Seniors fall more often for a number of reasons. For older people, sensation declines, especially in their feet and even more so if they have diabetes, arthritis, poor circulation, or stroke-related complications. Also, most seniors walk with an unsteady gait due to the previously stated complications or the medications they are taking, most of which cause drowsiness, dizziness, or vertigo. It is important for seniors as well as everyone else to take precautions during the cold winter months.
Here are three tips to keep in mind all year long.
- Work hard to maintain and increase flexibility, strength, balance, and endurance. The stronger you are, the less prone you are to having a bad fall.
- Get routine eye exams. As we age our eyesight worsens, increasing the chance of a fall. It is easier to miss the patch of ice on the stairs if you cannot see very well in the first place.
- Visit your doctor frequently. By doing this, you and your physician can monitor the side effects of your medications. Also, keep in mind that flu and cold medicines often make people very drowsy.
When cold weather strikes, it will be important for you to take or have taken these measures to prevent falls and injuries.
- Like we stated before, maintain exercise during the colder months. Also, before venturing out into the cold, winter wonderland, be sure to stretch your muscles so they do not tense.

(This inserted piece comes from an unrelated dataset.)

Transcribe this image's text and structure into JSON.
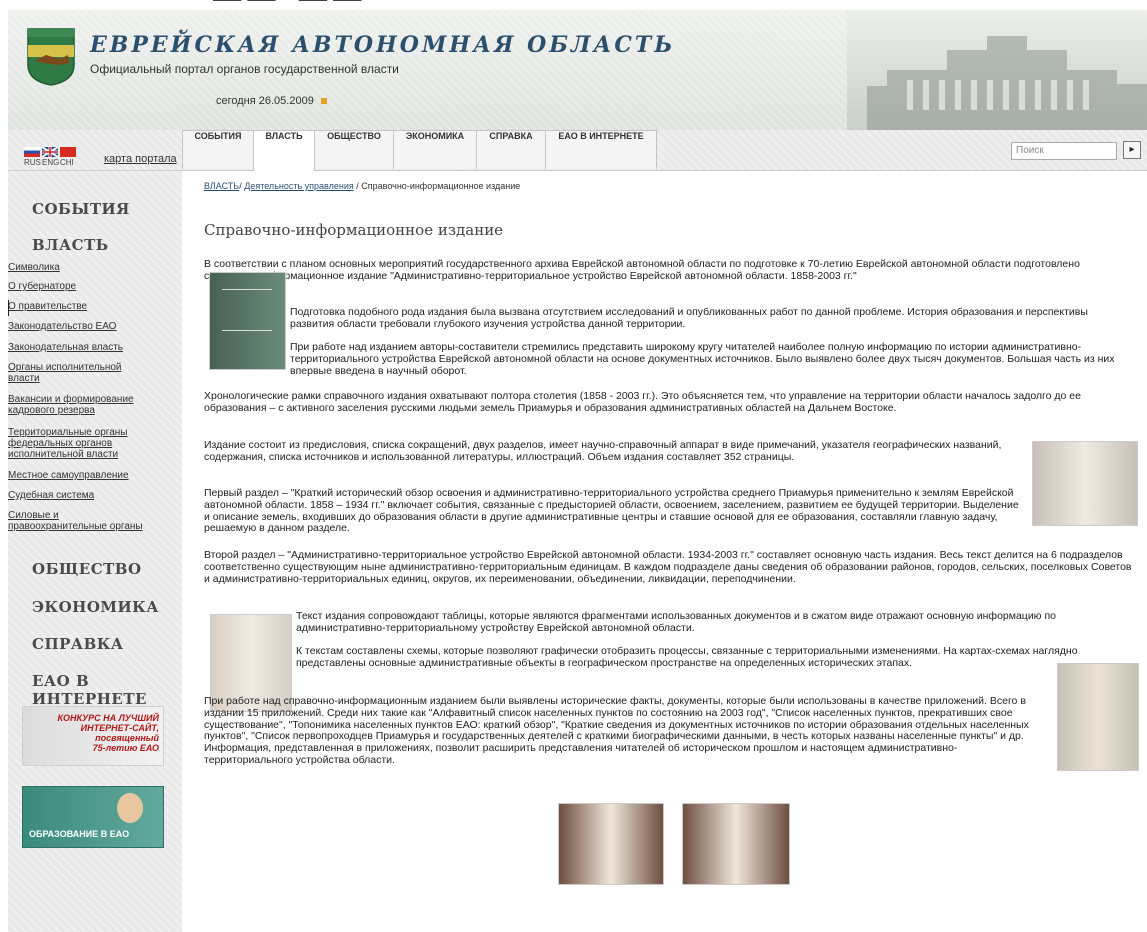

- Monitor the weather so you can be prepared for what is coming. You do not want to be caught off guard in a snow storm (not that we have too many of those in Mississippi).
- If you are feeling fatigued, don’t go out. Wait to run your errands, or have someone do them for you.
- If you must go out, wear proper clothing. Staying warm is extremely important for seniors who have a diminished response to colder weather. Warm, pliable muscles increase flexibility. Proper clothing includes warm hats, gloves, rubber sole shoes, and light, loose fitting layers, which pocket warm air that acts as insulation.
- Surprisingly, eating well and properly can help prevent injury during the winter months. Avoid caffeine and alcoholic beverages, which lower your ability to stay warm. Also, if you are going to be outside, eat or drink something warm with a fair amount of sugar that can be converted into energy or heat, like hot chocolate.
- Get help carrying large or heavy packages, so you can pay more attention to where your feet hit the ground and have better balance.
- Keep your eyes open for products that can help keep you safe, like handrails, shoe chains, ice salt. One product that would be great for stairs and areas right outside of the front door is a heated mat. The ice and snow would melt away, helping to prevent you from slipping on the stairs.
Hopefully these tips will help prevent nasty falls, but if you do fall, try to avoid landing on knees, wrists, or spine. Although it is hard to do, try to relax your muscles and land on your side. This could help prevent major injuries that could take months to recover from. If you have any questions or concerns, or if you want to learn about how to stay active in cold weather, call us at 662-282-4949.
By Cory Lee